Baba Quotes in The Kite Runner
Because the truth of it was, I always felt like Baba hated me a little. And why not? After all, I had killed his beloved wife, his beautiful princess, hadn’t I? The least I could have done was to have had the decency to have turned out a little more like him. But I hadn’t turned out like him.
“And where is he headed?” Baba said. “A boy who won’t stand up for himself becomes a man who can’t stand up to anything.”
I was going to win, and I was going to run that last kite. Then I’d bring it home and show it to Baba. Show him once and for all that his son was worthy.
In the end, I ran.
I ran because I was a coward. I was afraid of Assef and what he would do to me… I actually aspired to cowardice, because the alternative, the real reason I was running, was that Assef was right: Nothing was free in this world. Maybe Hassan was the price I had to pay, the lamb I had to slay, to win Baba. Was it a fair price? The answer floated to my conscious mind before I could thwart it: He was just a Hazara, wasn’t he?
I envied her. Her secret was out. Spoken. Dealt with. I opened my mouth and almost told her how I’d betrayed Hassan, lied, driven him out, and destroyed a forty-year relationship between Baba and Ali. But I didn’t.
Listening to them, I realized how much of who I was, what I was, had been defined by Baba and the marks he had left on people’s lives… Now he was gone. Baba couldn’t show me the way anymore; I’d have to find it on my own.

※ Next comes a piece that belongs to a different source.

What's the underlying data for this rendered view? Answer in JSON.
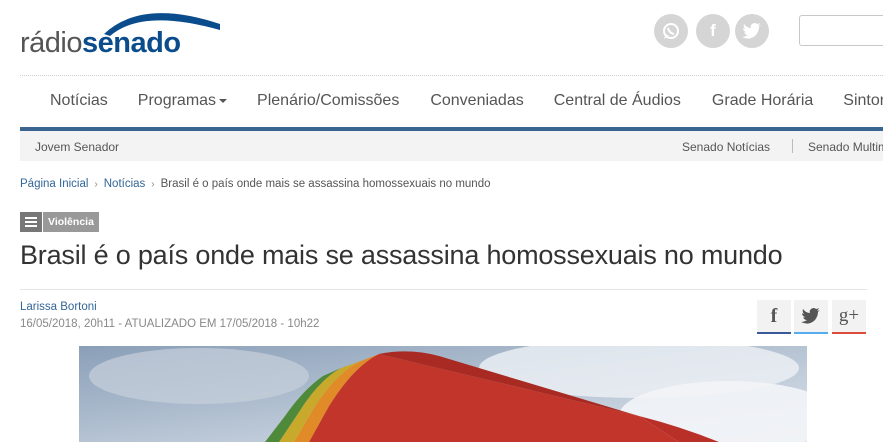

“You know, Rahim Khan said, “one time, when you weren’t around, your father and I were talking… I remember he said to me, ‘Rahim, a boy who won’t stand up for himself becomes a man who can’t stand up to anything.’ I wonder, is that what you’ve become?”
As it turned out, Baba and I were more alike than I’d ever known. We had both betrayed the people who would have given their lives for us. And with that came this realization: that Rahim Khan had summoned me here to atone not just for my sins but for Baba’s too.
I loved him because he was my friend, but also because he was a good man, maybe even a great man. And this is what I want you to understand, that good, real good, was born out of your father’s remorse. Sometimes, I think everything he did, feeding the poor on the streets, building the orphanage, giving money to friends in need, it was all his way of redeeming himself. And that, I believe, is what true redemption is, Amir jan, when guilt leads to good.
Your father, like you, was a tortured soul, Rahim Khan had written. Maybe so. We had both sinned and betrayed. But Baba had found a way to create good out of his remorse. What had I done, other than take my guilt out on the very same people I had betrayed, and then try to forget it all?
I looked at Hassan, showing those two missing teeth, sunlight slanting on his face. Baba’s other half. The unentitled, unprivileged half. The half who had inherited what had been pure and noble in Baba. The half that, maybe, in the most secret recesses of his heart, Baba had thought of as his true son… Then I realized something: That last thought had brought no sting with it… I wondered if that was how forgiveness budded, not with the fanfare of epiphany, but with pain gathering its things, packing up, and slipping away unannounced in the middle of the night.